Your assignment:
Please count the lines in the data below that mention the word "subtitle", then give only the total.
= = = =
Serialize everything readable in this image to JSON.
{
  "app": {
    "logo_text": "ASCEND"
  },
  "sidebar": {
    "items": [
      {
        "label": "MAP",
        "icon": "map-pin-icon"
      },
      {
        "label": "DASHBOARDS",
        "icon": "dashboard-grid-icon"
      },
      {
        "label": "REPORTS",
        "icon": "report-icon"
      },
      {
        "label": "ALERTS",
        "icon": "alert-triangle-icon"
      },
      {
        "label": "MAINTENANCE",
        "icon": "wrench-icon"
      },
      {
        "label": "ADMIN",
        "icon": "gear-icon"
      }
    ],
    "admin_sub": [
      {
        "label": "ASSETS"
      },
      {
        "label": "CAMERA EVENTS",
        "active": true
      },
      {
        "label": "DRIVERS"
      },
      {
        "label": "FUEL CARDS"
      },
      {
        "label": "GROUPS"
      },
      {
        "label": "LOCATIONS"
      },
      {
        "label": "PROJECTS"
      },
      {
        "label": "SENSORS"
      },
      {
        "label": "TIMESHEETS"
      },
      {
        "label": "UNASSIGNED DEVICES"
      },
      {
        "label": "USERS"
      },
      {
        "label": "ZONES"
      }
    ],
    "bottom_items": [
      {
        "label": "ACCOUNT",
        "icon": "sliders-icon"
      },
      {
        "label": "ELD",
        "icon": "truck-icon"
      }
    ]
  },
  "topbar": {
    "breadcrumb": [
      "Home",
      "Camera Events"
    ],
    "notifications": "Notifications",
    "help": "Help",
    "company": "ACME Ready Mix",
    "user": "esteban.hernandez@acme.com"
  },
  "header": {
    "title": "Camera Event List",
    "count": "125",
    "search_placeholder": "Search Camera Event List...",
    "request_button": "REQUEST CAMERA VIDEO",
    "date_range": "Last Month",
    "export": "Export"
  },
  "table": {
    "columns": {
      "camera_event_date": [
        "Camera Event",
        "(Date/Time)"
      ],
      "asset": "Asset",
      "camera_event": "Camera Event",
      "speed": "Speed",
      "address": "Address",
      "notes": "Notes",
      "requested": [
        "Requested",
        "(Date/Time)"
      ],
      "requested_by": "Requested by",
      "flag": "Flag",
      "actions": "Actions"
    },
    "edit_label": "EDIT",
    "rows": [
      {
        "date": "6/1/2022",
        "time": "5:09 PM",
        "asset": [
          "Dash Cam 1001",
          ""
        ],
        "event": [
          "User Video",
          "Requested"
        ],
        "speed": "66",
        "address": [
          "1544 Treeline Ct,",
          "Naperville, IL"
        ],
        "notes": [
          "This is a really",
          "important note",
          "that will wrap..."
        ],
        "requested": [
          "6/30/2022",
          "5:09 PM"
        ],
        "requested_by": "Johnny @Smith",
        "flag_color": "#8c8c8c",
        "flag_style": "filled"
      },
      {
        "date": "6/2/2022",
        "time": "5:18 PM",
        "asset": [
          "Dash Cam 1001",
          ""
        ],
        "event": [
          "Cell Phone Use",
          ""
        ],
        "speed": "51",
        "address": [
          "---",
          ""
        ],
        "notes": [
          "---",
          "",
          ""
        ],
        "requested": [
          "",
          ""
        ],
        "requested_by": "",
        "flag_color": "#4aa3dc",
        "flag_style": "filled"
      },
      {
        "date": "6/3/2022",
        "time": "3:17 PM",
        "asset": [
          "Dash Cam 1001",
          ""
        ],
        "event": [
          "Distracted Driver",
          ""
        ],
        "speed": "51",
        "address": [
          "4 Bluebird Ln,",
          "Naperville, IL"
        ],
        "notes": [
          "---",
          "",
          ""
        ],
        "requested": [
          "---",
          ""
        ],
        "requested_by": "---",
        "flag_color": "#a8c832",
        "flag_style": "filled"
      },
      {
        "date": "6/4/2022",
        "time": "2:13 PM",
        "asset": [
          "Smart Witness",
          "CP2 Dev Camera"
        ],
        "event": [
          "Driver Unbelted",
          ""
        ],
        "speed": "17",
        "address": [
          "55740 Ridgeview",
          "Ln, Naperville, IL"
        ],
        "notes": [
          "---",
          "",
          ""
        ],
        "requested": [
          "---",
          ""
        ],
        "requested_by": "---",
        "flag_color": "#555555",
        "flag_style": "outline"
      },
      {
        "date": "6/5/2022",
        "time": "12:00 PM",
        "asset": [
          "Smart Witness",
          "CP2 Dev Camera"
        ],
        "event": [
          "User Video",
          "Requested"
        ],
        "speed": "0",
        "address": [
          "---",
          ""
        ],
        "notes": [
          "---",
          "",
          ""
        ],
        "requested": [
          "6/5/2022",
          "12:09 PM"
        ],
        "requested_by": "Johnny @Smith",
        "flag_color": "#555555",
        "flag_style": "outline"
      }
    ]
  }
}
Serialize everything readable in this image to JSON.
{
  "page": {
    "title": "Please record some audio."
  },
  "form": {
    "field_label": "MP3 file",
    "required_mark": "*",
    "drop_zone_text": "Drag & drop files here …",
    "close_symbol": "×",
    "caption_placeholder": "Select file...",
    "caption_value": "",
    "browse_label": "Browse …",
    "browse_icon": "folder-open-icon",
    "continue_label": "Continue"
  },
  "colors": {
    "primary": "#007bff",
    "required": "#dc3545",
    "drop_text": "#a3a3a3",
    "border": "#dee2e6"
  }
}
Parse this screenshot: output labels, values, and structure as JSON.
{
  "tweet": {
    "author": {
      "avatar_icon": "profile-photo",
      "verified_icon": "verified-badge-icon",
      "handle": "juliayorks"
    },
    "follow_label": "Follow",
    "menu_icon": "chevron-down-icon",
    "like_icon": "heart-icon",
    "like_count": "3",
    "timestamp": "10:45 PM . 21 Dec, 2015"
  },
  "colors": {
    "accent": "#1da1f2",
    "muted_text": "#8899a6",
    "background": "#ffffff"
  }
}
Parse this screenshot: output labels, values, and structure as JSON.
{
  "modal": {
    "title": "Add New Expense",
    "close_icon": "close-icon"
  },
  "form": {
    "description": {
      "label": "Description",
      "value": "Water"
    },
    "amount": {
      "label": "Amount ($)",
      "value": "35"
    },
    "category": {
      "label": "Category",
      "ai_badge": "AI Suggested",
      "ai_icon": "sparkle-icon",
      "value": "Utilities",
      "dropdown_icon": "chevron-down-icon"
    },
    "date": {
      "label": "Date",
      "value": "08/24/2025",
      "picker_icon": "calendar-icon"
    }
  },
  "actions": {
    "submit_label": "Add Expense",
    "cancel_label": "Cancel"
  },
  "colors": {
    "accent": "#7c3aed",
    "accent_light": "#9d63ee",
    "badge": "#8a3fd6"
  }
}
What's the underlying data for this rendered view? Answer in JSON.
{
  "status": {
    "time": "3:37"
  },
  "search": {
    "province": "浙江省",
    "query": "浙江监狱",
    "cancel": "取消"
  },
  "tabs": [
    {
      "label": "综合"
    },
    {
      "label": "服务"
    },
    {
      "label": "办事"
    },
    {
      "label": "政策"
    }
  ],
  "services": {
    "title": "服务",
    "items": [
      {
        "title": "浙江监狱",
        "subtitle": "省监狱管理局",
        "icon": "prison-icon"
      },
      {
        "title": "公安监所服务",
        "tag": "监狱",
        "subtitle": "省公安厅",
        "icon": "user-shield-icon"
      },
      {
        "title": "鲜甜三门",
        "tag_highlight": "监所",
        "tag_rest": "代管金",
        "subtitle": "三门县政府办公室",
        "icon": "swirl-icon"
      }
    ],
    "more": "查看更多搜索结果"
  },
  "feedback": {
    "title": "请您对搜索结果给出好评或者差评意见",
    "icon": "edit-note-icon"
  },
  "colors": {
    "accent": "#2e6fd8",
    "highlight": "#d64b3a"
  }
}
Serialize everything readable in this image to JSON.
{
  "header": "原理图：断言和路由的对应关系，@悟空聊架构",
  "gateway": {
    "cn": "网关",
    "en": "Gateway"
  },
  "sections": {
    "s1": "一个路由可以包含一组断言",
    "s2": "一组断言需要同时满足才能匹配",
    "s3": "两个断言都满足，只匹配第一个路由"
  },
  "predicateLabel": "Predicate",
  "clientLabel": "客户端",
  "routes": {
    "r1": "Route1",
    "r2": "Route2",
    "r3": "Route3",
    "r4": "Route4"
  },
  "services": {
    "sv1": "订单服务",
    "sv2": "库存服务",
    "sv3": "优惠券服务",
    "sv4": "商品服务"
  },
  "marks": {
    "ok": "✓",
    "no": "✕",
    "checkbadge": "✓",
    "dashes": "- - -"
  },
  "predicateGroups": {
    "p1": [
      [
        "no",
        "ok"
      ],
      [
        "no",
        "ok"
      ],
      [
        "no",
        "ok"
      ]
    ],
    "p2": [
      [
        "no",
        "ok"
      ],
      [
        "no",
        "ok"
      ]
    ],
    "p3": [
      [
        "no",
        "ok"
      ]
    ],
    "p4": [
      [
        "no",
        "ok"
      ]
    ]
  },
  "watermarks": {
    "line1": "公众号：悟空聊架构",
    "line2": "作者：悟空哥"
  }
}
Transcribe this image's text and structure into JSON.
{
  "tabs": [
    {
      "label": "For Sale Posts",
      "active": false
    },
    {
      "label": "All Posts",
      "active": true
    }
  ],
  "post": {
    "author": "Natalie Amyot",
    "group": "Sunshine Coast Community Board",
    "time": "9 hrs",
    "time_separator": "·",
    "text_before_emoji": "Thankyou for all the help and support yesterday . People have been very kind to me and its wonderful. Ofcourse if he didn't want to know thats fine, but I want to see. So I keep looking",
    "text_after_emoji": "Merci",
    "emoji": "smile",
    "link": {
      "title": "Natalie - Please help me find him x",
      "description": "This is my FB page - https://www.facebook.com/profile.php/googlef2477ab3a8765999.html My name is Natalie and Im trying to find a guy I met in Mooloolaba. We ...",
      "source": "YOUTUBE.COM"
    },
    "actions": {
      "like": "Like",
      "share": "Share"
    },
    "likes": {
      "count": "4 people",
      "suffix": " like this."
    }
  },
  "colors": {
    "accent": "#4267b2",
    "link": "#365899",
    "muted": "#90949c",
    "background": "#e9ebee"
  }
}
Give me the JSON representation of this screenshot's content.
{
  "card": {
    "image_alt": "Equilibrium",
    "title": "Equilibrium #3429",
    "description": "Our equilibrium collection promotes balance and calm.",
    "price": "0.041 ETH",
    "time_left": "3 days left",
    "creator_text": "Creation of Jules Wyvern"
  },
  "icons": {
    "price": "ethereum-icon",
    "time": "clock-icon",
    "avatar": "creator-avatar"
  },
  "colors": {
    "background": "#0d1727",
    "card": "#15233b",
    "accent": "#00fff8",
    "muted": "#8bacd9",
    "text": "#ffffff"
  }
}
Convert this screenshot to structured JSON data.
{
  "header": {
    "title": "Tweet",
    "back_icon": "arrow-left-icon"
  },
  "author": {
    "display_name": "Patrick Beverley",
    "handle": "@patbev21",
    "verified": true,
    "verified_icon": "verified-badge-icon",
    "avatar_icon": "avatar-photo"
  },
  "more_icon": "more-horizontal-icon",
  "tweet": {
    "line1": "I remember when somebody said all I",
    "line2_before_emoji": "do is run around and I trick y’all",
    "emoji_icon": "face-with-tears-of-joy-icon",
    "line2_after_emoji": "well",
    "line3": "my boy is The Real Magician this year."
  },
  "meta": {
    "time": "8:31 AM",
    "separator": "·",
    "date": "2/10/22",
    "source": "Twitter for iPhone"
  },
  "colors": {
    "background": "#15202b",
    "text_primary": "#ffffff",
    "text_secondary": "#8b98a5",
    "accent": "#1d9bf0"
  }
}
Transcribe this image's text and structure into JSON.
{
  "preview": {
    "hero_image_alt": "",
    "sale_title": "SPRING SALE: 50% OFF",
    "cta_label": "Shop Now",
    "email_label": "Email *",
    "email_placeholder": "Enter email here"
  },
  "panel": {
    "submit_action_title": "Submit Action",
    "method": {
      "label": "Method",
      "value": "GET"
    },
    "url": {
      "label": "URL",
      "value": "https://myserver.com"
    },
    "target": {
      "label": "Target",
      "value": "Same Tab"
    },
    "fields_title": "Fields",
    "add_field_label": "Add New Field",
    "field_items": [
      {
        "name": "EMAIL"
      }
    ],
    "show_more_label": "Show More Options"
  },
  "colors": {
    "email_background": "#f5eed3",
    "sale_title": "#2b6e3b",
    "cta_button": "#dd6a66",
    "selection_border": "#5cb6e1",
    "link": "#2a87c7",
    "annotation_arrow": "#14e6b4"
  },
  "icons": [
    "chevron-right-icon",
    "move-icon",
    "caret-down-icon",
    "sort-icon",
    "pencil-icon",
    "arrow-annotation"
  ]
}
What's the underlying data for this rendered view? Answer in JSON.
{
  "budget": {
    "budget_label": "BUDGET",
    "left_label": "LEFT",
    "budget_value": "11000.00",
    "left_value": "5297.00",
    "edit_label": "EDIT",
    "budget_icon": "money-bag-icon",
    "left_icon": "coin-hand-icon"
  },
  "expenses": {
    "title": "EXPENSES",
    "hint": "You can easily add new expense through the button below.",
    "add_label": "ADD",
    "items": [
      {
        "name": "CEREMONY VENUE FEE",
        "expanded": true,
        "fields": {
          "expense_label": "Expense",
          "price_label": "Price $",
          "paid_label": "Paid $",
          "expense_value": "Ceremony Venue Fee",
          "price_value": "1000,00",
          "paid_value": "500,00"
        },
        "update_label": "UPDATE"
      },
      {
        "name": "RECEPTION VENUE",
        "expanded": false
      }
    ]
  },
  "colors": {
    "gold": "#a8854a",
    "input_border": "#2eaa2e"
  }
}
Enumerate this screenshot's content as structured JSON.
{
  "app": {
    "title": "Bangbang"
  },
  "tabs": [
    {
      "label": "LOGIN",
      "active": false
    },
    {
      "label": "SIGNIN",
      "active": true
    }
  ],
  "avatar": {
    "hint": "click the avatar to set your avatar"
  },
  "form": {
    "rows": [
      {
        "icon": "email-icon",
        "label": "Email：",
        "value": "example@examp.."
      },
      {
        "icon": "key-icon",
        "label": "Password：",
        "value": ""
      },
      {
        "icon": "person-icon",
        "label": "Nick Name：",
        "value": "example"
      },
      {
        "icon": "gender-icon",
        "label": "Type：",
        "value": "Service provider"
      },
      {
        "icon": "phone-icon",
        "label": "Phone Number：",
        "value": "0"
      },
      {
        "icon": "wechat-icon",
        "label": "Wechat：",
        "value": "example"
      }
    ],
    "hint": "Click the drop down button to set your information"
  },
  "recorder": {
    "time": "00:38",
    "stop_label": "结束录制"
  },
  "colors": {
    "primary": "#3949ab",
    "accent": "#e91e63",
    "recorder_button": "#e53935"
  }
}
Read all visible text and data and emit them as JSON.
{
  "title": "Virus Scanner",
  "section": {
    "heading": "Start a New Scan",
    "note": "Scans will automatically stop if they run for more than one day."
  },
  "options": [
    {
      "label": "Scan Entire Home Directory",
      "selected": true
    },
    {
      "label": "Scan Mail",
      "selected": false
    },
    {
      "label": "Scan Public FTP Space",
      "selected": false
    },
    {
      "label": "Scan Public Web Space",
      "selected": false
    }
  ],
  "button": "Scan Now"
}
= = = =
Solution:
3